→ Work required
Images excluded, reproduce each line of the records exactly as it stands.

--- Material provided Enclosed Below ---

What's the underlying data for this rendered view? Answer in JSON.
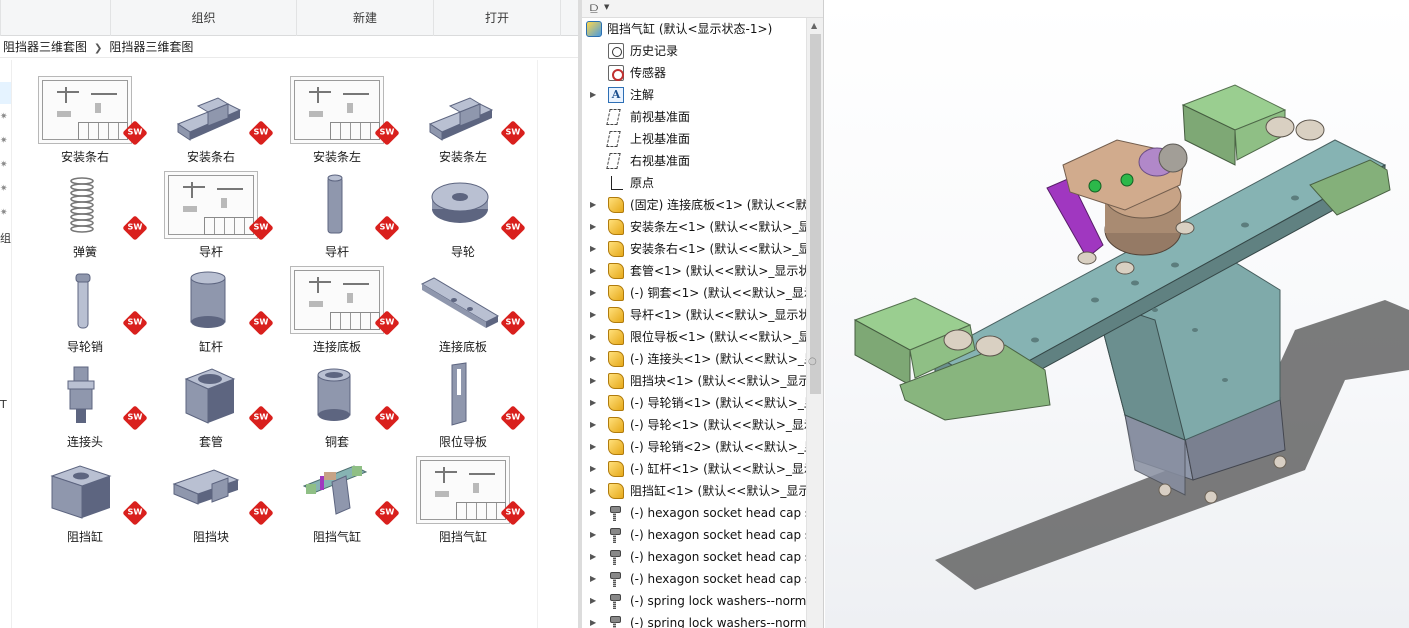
{
  "ribbon": {
    "groups": [
      "组织",
      "新建",
      "打开"
    ]
  },
  "breadcrumb": {
    "items": [
      "阻挡器三维套图",
      "阻挡器三维套图"
    ]
  },
  "nav": {
    "fragments": [
      "组",
      "T"
    ]
  },
  "files": [
    {
      "label": "安装条右",
      "kind": "drawing",
      "icon": "drawing-thumbnail"
    },
    {
      "label": "安装条右",
      "kind": "part",
      "icon": "bracket-part-thumbnail"
    },
    {
      "label": "安装条左",
      "kind": "drawing",
      "icon": "drawing-thumbnail"
    },
    {
      "label": "安装条左",
      "kind": "part",
      "icon": "bracket-part-thumbnail"
    },
    {
      "label": "弹簧",
      "kind": "part",
      "icon": "spring-thumbnail"
    },
    {
      "label": "导杆",
      "kind": "drawing",
      "icon": "drawing-thumbnail"
    },
    {
      "label": "导杆",
      "kind": "part",
      "icon": "rod-thumbnail"
    },
    {
      "label": "导轮",
      "kind": "part",
      "icon": "wheel-thumbnail"
    },
    {
      "label": "导轮销",
      "kind": "part",
      "icon": "pin-thumbnail"
    },
    {
      "label": "缸杆",
      "kind": "part",
      "icon": "cylinder-rod-thumbnail"
    },
    {
      "label": "连接底板",
      "kind": "drawing",
      "icon": "drawing-thumbnail"
    },
    {
      "label": "连接底板",
      "kind": "part",
      "icon": "plate-thumbnail"
    },
    {
      "label": "连接头",
      "kind": "part",
      "icon": "connector-thumbnail"
    },
    {
      "label": "套管",
      "kind": "part",
      "icon": "sleeve-block-thumbnail"
    },
    {
      "label": "铜套",
      "kind": "part",
      "icon": "bushing-thumbnail"
    },
    {
      "label": "限位导板",
      "kind": "part",
      "icon": "guide-plate-thumbnail"
    },
    {
      "label": "阻挡缸",
      "kind": "part",
      "icon": "block-thumbnail"
    },
    {
      "label": "阻挡块",
      "kind": "part",
      "icon": "stopper-block-thumbnail"
    },
    {
      "label": "阻挡气缸",
      "kind": "assembly",
      "icon": "assembly-thumbnail"
    },
    {
      "label": "阻挡气缸",
      "kind": "drawing",
      "icon": "drawing-thumbnail"
    }
  ],
  "badge": {
    "text": "SW",
    "color": "#d9201d"
  },
  "tree": {
    "items": [
      {
        "text": "阻挡气缸 (默认<显示状态-1>)",
        "icon": "assembly-icon",
        "level": 0,
        "expander": false
      },
      {
        "text": "历史记录",
        "icon": "history-icon",
        "level": 1,
        "expander": false
      },
      {
        "text": "传感器",
        "icon": "sensor-icon",
        "level": 1,
        "expander": false
      },
      {
        "text": "注解",
        "icon": "annotation-icon",
        "level": 1,
        "expander": true
      },
      {
        "text": "前视基准面",
        "icon": "plane-icon",
        "level": 1,
        "expander": false
      },
      {
        "text": "上视基准面",
        "icon": "plane-icon",
        "level": 1,
        "expander": false
      },
      {
        "text": "右视基准面",
        "icon": "plane-icon",
        "level": 1,
        "expander": false
      },
      {
        "text": "原点",
        "icon": "origin-icon",
        "level": 1,
        "expander": false
      },
      {
        "text": "(固定) 连接底板<1> (默认<<默认",
        "icon": "part-icon",
        "level": 1,
        "expander": true
      },
      {
        "text": "安装条左<1> (默认<<默认>_显",
        "icon": "part-icon",
        "level": 1,
        "expander": true
      },
      {
        "text": "安装条右<1> (默认<<默认>_显",
        "icon": "part-icon",
        "level": 1,
        "expander": true
      },
      {
        "text": "套管<1> (默认<<默认>_显示状",
        "icon": "part-icon",
        "level": 1,
        "expander": true
      },
      {
        "text": "(-) 铜套<1> (默认<<默认>_显示",
        "icon": "part-icon",
        "level": 1,
        "expander": true
      },
      {
        "text": "导杆<1> (默认<<默认>_显示状",
        "icon": "part-icon",
        "level": 1,
        "expander": true
      },
      {
        "text": "限位导板<1> (默认<<默认>_显",
        "icon": "part-icon",
        "level": 1,
        "expander": true
      },
      {
        "text": "(-) 连接头<1> (默认<<默认>_显",
        "icon": "part-icon",
        "level": 1,
        "expander": true
      },
      {
        "text": "阻挡块<1> (默认<<默认>_显示",
        "icon": "part-icon",
        "level": 1,
        "expander": true
      },
      {
        "text": "(-) 导轮销<1> (默认<<默认>_显",
        "icon": "part-icon",
        "level": 1,
        "expander": true
      },
      {
        "text": "(-) 导轮<1> (默认<<默认>_显示",
        "icon": "part-icon",
        "level": 1,
        "expander": true
      },
      {
        "text": "(-) 导轮销<2> (默认<<默认>_显",
        "icon": "part-icon",
        "level": 1,
        "expander": true
      },
      {
        "text": "(-) 缸杆<1> (默认<<默认>_显示",
        "icon": "part-icon",
        "level": 1,
        "expander": true
      },
      {
        "text": "阻挡缸<1> (默认<<默认>_显示",
        "icon": "part-icon",
        "level": 1,
        "expander": true
      },
      {
        "text": "(-) hexagon socket head cap s",
        "icon": "screw-icon",
        "level": 1,
        "expander": true
      },
      {
        "text": "(-) hexagon socket head cap s",
        "icon": "screw-icon",
        "level": 1,
        "expander": true
      },
      {
        "text": "(-) hexagon socket head cap s",
        "icon": "screw-icon",
        "level": 1,
        "expander": true
      },
      {
        "text": "(-) hexagon socket head cap s",
        "icon": "screw-icon",
        "level": 1,
        "expander": true
      },
      {
        "text": "(-) spring lock washers--norm",
        "icon": "washer-icon",
        "level": 1,
        "expander": true
      },
      {
        "text": "(-) spring lock washers--norm",
        "icon": "washer-icon",
        "level": 1,
        "expander": true
      }
    ]
  },
  "viewport": {
    "colors": {
      "plate": "#86b3b3",
      "bracket": "#8fbf85",
      "block": "#8f97a9",
      "head": "#c7a386",
      "guide": "#a037c0",
      "shadow": "#4a4a4a"
    }
  }
}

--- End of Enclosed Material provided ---

→ Written solution
What's the underlying data for this rendered view? Answer in JSON.
{
  "ribbon": {
    "groups": [
      "组织",
      "新建",
      "打开"
    ]
  },
  "breadcrumb": {
    "items": [
      "阻挡器三维套图",
      "阻挡器三维套图"
    ]
  },
  "nav": {
    "fragments": [
      "组",
      "T"
    ]
  },
  "files": [
    {
      "label": "安装条右",
      "kind": "drawing",
      "icon": "drawing-thumbnail"
    },
    {
      "label": "安装条右",
      "kind": "part",
      "icon": "bracket-part-thumbnail"
    },
    {
      "label": "安装条左",
      "kind": "drawing",
      "icon": "drawing-thumbnail"
    },
    {
      "label": "安装条左",
      "kind": "part",
      "icon": "bracket-part-thumbnail"
    },
    {
      "label": "弹簧",
      "kind": "part",
      "icon": "spring-thumbnail"
    },
    {
      "label": "导杆",
      "kind": "drawing",
      "icon": "drawing-thumbnail"
    },
    {
      "label": "导杆",
      "kind": "part",
      "icon": "rod-thumbnail"
    },
    {
      "label": "导轮",
      "kind": "part",
      "icon": "wheel-thumbnail"
    },
    {
      "label": "导轮销",
      "kind": "part",
      "icon": "pin-thumbnail"
    },
    {
      "label": "缸杆",
      "kind": "part",
      "icon": "cylinder-rod-thumbnail"
    },
    {
      "label": "连接底板",
      "kind": "drawing",
      "icon": "drawing-thumbnail"
    },
    {
      "label": "连接底板",
      "kind": "part",
      "icon": "plate-thumbnail"
    },
    {
      "label": "连接头",
      "kind": "part",
      "icon": "connector-thumbnail"
    },
    {
      "label": "套管",
      "kind": "part",
      "icon": "sleeve-block-thumbnail"
    },
    {
      "label": "铜套",
      "kind": "part",
      "icon": "bushing-thumbnail"
    },
    {
      "label": "限位导板",
      "kind": "part",
      "icon": "guide-plate-thumbnail"
    },
    {
      "label": "阻挡缸",
      "kind": "part",
      "icon": "block-thumbnail"
    },
    {
      "label": "阻挡块",
      "kind": "part",
      "icon": "stopper-block-thumbnail"
    },
    {
      "label": "阻挡气缸",
      "kind": "assembly",
      "icon": "assembly-thumbnail"
    },
    {
      "label": "阻挡气缸",
      "kind": "drawing",
      "icon": "drawing-thumbnail"
    }
  ],
  "badge": {
    "text": "SW",
    "color": "#d9201d"
  },
  "tree": {
    "items": [
      {
        "text": "阻挡气缸 (默认<显示状态-1>)",
        "icon": "assembly-icon",
        "level": 0,
        "expander": false
      },
      {
        "text": "历史记录",
        "icon": "history-icon",
        "level": 1,
        "expander": false
      },
      {
        "text": "传感器",
        "icon": "sensor-icon",
        "level": 1,
        "expander": false
      },
      {
        "text": "注解",
        "icon": "annotation-icon",
        "level": 1,
        "expander": true
      },
      {
        "text": "前视基准面",
        "icon": "plane-icon",
        "level": 1,
        "expander": false
      },
      {
        "text": "上视基准面",
        "icon": "plane-icon",
        "level": 1,
        "expander": false
      },
      {
        "text": "右视基准面",
        "icon": "plane-icon",
        "level": 1,
        "expander": false
      },
      {
        "text": "原点",
        "icon": "origin-icon",
        "level": 1,
        "expander": false
      },
      {
        "text": "(固定) 连接底板<1> (默认<<默认",
        "icon": "part-icon",
        "level": 1,
        "expander": true
      },
      {
        "text": "安装条左<1> (默认<<默认>_显",
        "icon": "part-icon",
        "level": 1,
        "expander": true
      },
      {
        "text": "安装条右<1> (默认<<默认>_显",
        "icon": "part-icon",
        "level": 1,
        "expander": true
      },
      {
        "text": "套管<1> (默认<<默认>_显示状",
        "icon": "part-icon",
        "level": 1,
        "expander": true
      },
      {
        "text": "(-) 铜套<1> (默认<<默认>_显示",
        "icon": "part-icon",
        "level": 1,
        "expander": true
      },
      {
        "text": "导杆<1> (默认<<默认>_显示状",
        "icon": "part-icon",
        "level": 1,
        "expander": true
      },
      {
        "text": "限位导板<1> (默认<<默认>_显",
        "icon": "part-icon",
        "level": 1,
        "expander": true
      },
      {
        "text": "(-) 连接头<1> (默认<<默认>_显",
        "icon": "part-icon",
        "level": 1,
        "expander": true
      },
      {
        "text": "阻挡块<1> (默认<<默认>_显示",
        "icon": "part-icon",
        "level": 1,
        "expander": true
      },
      {
        "text": "(-) 导轮销<1> (默认<<默认>_显",
        "icon": "part-icon",
        "level": 1,
        "expander": true
      },
      {
        "text": "(-) 导轮<1> (默认<<默认>_显示",
        "icon": "part-icon",
        "level": 1,
        "expander": true
      },
      {
        "text": "(-) 导轮销<2> (默认<<默认>_显",
        "icon": "part-icon",
        "level": 1,
        "expander": true
      },
      {
        "text": "(-) 缸杆<1> (默认<<默认>_显示",
        "icon": "part-icon",
        "level": 1,
        "expander": true
      },
      {
        "text": "阻挡缸<1> (默认<<默认>_显示",
        "icon": "part-icon",
        "level": 1,
        "expander": true
      },
      {
        "text": "(-) hexagon socket head cap s",
        "icon": "screw-icon",
        "level": 1,
        "expander": true
      },
      {
        "text": "(-) hexagon socket head cap s",
        "icon": "screw-icon",
        "level": 1,
        "expander": true
      },
      {
        "text": "(-) hexagon socket head cap s",
        "icon": "screw-icon",
        "level": 1,
        "expander": true
      },
      {
        "text": "(-) hexagon socket head cap s",
        "icon": "screw-icon",
        "level": 1,
        "expander": true
      },
      {
        "text": "(-) spring lock washers--norm",
        "icon": "washer-icon",
        "level": 1,
        "expander": true
      },
      {
        "text": "(-) spring lock washers--norm",
        "icon": "washer-icon",
        "level": 1,
        "expander": true
      }
    ]
  },
  "viewport": {
    "colors": {
      "plate": "#86b3b3",
      "bracket": "#8fbf85",
      "block": "#8f97a9",
      "head": "#c7a386",
      "guide": "#a037c0",
      "shadow": "#4a4a4a"
    }
  }
}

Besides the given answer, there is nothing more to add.